Just as students in the Lancaster interview study research paper writing service india described relationships between effective teaching and positive attitudes to studying a topic, so the students in the survey who were working in departments that were evaluated highly were more likely to report involvement with their work. In contrast the students in the negatively evaluated departments were more likely to report cynical and disenchanted attitudes to higher education.
Marton and Sttljd (1976b) had showed that surface approaches to learning were relatively easy to induce in students, while deep approaches were difficult to encourage (Chapter 3). Just as we would expect from these findings, the survey analyses revealed that it was much easier to predict which departments would score highly on reproducing orientation than on meaning orientation. In other words, some departments seem to induce Surface approaches in a direct way. Other departments appear to provide Contexts within which students find it easier to develop an interest in the Subject matter and to use approaches aimed at understanding.

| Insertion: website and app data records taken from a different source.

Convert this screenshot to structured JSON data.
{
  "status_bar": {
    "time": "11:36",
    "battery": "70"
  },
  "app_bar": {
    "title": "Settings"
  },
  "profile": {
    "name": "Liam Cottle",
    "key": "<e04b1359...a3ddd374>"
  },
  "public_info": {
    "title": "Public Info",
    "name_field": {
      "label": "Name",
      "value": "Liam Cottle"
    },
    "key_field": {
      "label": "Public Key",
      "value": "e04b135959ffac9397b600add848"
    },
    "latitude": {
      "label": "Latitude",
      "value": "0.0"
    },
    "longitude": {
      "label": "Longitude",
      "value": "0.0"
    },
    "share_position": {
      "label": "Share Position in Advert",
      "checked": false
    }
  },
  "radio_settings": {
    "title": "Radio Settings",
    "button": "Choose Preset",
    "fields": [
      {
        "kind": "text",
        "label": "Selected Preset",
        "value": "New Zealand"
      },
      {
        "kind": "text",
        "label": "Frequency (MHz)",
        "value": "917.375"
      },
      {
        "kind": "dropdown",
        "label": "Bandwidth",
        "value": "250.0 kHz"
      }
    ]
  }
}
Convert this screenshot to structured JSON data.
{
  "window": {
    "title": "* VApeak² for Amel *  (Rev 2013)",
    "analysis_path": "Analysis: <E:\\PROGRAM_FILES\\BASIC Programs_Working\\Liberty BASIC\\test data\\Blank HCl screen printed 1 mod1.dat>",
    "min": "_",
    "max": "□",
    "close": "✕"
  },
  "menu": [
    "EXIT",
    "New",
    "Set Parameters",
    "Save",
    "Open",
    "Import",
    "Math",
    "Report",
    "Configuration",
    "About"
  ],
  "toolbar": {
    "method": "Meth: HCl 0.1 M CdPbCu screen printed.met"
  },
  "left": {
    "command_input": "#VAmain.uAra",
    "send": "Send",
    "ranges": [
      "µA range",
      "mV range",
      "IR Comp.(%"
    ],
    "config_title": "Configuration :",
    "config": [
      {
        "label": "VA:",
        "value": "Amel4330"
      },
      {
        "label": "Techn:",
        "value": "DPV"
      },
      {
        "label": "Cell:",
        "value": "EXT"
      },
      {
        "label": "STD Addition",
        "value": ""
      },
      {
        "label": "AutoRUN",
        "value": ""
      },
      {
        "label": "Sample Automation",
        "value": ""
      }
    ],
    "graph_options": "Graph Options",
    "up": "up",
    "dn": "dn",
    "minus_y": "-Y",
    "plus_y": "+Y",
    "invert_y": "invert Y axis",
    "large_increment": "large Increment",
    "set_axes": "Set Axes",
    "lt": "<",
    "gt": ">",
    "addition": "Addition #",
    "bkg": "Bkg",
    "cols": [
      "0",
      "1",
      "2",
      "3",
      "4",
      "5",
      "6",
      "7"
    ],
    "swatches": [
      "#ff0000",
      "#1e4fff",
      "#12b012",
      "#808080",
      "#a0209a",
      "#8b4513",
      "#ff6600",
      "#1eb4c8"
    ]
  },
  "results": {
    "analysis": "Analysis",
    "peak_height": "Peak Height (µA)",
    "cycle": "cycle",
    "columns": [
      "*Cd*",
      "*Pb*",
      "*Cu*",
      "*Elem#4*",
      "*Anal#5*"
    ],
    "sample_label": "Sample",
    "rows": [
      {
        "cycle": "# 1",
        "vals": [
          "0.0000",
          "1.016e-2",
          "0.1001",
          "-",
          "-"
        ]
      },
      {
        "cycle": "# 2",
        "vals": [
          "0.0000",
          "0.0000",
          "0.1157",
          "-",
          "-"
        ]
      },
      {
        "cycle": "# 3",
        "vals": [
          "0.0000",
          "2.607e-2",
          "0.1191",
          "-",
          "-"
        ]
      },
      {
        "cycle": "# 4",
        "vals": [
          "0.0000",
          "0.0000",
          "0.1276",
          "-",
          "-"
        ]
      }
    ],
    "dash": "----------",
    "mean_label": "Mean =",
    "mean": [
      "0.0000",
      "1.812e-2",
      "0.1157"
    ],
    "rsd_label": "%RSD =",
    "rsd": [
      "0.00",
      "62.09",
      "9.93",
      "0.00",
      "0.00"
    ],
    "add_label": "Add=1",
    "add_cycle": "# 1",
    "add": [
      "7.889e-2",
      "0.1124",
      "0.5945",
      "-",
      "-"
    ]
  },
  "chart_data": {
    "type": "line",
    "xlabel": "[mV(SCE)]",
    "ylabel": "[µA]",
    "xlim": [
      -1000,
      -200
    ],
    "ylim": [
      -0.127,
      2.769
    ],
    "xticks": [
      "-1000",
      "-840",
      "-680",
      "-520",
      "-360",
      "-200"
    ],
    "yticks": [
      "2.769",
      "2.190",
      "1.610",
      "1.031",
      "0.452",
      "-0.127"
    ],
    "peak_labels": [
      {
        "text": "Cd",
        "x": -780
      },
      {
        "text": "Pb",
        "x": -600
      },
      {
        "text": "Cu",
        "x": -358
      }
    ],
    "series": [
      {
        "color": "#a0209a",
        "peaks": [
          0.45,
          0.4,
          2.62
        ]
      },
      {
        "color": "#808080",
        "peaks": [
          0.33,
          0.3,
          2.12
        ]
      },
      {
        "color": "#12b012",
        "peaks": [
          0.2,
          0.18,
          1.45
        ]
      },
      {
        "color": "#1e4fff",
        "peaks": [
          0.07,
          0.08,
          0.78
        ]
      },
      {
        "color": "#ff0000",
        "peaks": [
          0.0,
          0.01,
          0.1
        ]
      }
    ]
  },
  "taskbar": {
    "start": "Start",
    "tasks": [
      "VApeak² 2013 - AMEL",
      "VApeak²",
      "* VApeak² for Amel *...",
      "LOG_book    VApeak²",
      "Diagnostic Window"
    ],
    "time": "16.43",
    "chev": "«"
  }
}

The Influence is, however, less easy to predict, depending presumably more OH the individual students. As we shall see in the next chapter, students differ greatly in what they want to achieve from their studying. The findings have some significant implications for teaching in higher education. In these results are the beginnings of a model of student learning in context. The relationships are complex but should be recognizable to both teachers and students. Previous research had shown clear links between inappropri- ate and excessive assessment demands and surface approaches. This effect is confirmed by the data from the departments in the survey. However it now also seems clear that some departments provide a context which facilitates the development of a meaning orientation. Further study of the detailed differences between these different types of department should reveal how changes in teaching and assessment procedures might discourage a reproducing orientation and allow deep approaches to emerge. Thus interest and commitment to a subject area can be fostered by certain experiences of teaching and by perceived freedom in learning, and intrinsic interest is fundamentally related to a deep approach.
Inadequate previous know- ledge of a topic, itself partly a consequence of inadequacies in teaching, and the anxiety created by research paper writing service india insensitive teaching or an overdemanding syllabus, push students towards a surface approach, as a coping ploy. This model is complicated by the need to consider subject area differences. The disturbing implication of this part of the research is that at least some students may be handicapped in the development and use of both operation and comprehension learning styles by the dominant culture of the discipline in which they are being trained.